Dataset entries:
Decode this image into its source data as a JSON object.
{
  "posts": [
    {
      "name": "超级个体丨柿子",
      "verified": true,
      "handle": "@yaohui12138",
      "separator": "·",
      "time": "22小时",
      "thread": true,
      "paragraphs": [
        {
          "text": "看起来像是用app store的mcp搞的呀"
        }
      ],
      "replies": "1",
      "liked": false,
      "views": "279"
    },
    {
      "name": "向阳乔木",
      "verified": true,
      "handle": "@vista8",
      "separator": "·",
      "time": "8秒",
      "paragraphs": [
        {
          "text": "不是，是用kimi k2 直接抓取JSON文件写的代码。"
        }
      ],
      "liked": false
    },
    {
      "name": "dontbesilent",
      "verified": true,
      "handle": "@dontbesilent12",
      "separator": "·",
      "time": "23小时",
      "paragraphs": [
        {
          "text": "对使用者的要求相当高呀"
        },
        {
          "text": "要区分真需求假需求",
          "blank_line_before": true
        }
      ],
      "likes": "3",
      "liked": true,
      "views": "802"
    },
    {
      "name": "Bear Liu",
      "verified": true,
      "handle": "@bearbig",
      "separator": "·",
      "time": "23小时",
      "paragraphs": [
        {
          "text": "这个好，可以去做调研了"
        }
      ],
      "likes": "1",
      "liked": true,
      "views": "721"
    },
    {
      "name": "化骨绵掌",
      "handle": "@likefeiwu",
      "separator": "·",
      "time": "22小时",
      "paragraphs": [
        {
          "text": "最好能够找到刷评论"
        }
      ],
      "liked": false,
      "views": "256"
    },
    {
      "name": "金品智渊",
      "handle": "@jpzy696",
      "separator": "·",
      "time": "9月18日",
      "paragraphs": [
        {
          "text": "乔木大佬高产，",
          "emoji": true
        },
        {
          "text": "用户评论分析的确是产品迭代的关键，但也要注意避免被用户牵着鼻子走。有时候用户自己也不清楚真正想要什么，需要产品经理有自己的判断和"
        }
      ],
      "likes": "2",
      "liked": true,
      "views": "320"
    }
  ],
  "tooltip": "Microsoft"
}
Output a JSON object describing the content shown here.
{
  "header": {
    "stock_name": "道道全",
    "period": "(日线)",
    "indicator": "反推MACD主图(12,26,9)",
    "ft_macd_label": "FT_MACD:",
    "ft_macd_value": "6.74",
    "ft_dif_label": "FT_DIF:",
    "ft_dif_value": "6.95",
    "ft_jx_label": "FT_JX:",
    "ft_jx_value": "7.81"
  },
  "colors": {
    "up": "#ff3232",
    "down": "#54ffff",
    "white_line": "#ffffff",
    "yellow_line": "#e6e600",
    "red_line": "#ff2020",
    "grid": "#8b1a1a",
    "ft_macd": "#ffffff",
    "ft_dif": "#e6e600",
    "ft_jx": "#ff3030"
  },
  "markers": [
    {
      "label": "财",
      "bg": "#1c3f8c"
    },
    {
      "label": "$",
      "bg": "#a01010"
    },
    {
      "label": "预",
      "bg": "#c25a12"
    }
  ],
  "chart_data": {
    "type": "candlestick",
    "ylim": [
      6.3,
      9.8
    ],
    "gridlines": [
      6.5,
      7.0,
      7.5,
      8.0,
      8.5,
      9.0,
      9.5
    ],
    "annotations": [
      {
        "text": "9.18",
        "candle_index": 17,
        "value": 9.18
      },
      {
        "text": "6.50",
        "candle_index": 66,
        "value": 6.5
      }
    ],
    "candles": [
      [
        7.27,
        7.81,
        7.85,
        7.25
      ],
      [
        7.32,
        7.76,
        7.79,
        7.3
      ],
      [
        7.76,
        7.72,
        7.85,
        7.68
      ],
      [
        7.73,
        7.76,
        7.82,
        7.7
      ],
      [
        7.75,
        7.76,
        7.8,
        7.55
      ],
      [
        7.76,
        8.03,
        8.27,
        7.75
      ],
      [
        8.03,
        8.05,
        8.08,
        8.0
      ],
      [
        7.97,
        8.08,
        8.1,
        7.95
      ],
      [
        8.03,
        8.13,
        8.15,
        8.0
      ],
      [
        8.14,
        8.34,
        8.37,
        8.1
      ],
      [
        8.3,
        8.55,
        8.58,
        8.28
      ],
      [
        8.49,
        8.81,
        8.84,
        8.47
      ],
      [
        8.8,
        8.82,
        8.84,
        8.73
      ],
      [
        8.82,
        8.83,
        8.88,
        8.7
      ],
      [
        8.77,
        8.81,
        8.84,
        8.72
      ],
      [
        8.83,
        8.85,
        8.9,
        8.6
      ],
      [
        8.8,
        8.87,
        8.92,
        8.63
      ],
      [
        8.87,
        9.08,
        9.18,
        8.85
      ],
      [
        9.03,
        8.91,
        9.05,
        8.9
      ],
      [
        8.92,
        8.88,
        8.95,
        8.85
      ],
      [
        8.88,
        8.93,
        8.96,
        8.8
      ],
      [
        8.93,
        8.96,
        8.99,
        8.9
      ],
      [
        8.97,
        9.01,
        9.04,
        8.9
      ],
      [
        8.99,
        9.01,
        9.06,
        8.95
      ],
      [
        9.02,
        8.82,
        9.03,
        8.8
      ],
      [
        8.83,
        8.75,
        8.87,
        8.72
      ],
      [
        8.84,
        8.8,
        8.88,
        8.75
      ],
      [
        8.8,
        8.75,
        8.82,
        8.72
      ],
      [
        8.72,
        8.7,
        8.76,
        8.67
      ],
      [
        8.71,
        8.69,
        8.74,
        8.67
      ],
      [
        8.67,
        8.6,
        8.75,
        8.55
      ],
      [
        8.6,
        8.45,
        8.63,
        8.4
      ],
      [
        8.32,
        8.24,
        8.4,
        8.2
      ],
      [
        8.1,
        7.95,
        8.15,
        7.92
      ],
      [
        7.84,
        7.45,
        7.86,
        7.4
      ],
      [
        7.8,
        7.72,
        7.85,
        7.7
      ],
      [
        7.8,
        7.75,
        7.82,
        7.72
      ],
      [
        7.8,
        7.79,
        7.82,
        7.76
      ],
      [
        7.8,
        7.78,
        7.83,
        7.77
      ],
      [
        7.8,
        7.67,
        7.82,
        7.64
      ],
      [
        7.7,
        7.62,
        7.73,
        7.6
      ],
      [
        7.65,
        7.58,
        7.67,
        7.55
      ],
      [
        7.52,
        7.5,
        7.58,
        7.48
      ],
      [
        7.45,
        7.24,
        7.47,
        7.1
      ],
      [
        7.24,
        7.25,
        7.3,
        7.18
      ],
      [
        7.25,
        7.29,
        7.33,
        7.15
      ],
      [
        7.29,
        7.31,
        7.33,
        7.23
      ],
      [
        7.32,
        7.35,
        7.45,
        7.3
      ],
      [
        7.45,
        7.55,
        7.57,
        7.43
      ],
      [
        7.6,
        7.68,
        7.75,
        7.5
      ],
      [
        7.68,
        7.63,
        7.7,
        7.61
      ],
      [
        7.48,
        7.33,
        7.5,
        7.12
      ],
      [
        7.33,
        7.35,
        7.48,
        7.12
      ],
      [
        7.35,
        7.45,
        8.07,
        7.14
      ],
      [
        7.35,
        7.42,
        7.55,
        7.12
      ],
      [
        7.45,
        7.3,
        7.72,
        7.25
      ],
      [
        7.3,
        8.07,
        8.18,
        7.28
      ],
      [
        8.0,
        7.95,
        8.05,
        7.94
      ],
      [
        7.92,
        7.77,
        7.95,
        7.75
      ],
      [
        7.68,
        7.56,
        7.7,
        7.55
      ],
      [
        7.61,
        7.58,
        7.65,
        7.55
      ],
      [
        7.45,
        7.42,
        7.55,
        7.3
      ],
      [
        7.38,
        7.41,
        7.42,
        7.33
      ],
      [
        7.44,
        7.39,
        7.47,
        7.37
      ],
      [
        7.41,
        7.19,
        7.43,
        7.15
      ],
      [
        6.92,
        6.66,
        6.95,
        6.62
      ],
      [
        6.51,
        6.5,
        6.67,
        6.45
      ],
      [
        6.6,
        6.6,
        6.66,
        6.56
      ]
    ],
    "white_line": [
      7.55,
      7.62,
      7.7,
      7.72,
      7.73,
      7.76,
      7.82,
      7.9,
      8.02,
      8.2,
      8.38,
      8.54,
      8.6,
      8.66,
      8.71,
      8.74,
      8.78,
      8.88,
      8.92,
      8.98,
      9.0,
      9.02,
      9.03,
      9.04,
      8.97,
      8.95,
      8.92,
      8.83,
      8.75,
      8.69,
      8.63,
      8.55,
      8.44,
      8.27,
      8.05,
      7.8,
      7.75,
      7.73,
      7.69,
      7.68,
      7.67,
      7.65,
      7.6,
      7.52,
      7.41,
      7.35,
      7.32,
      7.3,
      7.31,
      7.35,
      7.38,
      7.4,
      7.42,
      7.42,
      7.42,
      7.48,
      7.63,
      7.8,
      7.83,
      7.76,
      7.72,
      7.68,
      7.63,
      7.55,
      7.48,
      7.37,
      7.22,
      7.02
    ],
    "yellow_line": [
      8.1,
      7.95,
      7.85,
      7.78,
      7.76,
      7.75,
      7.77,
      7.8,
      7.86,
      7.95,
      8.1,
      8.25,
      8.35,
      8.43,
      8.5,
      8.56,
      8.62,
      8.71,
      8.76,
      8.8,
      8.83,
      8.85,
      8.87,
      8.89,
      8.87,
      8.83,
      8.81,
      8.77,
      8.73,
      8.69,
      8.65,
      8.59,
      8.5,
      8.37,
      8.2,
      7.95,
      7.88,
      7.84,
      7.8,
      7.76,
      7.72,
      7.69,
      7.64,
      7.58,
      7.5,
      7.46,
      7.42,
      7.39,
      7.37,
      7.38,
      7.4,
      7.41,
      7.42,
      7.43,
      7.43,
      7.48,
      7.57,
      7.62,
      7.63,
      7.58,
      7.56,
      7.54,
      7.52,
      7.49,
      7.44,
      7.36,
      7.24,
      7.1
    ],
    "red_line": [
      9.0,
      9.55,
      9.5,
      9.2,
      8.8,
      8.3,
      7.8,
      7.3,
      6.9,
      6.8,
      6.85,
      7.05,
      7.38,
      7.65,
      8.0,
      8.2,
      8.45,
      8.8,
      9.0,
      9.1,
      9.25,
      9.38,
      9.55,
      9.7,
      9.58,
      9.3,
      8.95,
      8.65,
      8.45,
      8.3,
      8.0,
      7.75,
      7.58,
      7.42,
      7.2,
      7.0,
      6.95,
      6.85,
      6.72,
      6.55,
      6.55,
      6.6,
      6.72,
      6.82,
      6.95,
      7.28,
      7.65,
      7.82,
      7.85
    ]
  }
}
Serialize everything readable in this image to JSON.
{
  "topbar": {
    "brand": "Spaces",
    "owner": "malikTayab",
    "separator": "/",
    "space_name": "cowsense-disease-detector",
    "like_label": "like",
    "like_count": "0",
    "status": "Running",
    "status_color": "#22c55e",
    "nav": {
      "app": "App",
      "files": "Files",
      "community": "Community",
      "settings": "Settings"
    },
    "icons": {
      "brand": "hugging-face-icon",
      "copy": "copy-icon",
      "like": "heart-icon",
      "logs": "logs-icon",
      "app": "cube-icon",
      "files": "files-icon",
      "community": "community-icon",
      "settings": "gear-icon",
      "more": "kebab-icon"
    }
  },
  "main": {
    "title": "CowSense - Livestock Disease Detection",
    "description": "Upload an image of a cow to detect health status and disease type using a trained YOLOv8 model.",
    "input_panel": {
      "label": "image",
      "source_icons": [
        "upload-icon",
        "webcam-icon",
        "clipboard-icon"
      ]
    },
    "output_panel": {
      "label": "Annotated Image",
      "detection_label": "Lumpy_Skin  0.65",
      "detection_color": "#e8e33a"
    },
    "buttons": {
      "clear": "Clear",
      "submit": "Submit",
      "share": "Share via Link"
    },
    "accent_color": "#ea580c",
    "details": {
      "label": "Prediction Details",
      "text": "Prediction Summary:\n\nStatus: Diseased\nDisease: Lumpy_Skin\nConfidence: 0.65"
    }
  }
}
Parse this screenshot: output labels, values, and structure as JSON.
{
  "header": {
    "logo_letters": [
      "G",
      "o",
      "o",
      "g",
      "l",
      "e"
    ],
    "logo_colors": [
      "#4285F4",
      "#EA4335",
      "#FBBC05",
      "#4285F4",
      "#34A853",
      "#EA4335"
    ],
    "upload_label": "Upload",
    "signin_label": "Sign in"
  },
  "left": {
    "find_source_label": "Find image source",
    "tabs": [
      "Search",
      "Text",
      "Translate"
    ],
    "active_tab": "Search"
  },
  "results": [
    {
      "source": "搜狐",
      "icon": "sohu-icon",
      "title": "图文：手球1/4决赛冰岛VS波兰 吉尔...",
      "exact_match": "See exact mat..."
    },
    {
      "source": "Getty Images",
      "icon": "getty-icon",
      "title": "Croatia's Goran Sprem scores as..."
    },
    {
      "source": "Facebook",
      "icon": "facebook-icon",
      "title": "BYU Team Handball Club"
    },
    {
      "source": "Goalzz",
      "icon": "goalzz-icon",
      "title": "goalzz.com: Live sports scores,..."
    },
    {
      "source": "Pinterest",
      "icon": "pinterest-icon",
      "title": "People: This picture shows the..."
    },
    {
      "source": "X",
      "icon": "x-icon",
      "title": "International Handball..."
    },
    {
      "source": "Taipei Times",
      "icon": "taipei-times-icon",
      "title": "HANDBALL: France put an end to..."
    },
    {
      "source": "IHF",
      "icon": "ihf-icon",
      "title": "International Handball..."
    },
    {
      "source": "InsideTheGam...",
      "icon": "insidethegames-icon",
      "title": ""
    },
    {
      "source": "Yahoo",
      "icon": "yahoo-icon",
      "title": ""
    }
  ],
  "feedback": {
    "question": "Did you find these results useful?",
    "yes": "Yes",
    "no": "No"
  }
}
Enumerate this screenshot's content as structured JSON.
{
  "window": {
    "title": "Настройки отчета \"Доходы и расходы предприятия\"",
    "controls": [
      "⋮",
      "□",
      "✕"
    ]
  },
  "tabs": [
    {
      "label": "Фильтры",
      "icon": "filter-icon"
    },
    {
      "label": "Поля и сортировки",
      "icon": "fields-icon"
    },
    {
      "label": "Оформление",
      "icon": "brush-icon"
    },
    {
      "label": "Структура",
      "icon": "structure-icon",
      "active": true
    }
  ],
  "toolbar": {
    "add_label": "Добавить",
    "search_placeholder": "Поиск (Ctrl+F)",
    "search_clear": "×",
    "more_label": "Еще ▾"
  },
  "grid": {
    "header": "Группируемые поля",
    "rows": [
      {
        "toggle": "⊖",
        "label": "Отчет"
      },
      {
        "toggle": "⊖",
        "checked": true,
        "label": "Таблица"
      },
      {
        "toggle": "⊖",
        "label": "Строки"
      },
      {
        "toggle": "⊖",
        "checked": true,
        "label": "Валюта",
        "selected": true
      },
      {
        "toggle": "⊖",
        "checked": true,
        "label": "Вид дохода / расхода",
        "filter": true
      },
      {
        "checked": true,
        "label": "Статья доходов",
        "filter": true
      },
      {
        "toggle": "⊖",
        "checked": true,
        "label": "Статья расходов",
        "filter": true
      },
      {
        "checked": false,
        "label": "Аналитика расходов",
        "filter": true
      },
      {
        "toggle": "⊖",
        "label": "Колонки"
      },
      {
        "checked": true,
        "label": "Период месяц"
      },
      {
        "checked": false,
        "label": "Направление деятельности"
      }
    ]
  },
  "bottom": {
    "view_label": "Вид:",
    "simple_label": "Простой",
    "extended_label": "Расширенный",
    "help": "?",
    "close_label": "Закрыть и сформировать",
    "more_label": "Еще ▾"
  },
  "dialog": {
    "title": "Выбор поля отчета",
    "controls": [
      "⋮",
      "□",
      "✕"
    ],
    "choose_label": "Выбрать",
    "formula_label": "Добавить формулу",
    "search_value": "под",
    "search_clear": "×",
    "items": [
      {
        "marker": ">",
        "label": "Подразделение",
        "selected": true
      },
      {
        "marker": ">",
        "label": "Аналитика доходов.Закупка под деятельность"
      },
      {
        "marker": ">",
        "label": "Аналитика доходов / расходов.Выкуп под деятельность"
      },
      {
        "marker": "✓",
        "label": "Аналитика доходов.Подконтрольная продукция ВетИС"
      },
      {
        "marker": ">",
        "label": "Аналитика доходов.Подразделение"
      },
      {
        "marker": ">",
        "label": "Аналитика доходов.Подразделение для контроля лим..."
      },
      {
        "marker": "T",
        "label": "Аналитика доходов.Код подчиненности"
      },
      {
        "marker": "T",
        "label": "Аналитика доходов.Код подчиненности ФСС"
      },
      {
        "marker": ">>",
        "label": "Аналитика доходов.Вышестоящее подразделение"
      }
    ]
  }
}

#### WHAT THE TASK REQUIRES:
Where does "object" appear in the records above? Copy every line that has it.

#### COMPLETED EXERCISE:
Decode this image into its source data as a JSON object.
Output a JSON object describing the content shown here.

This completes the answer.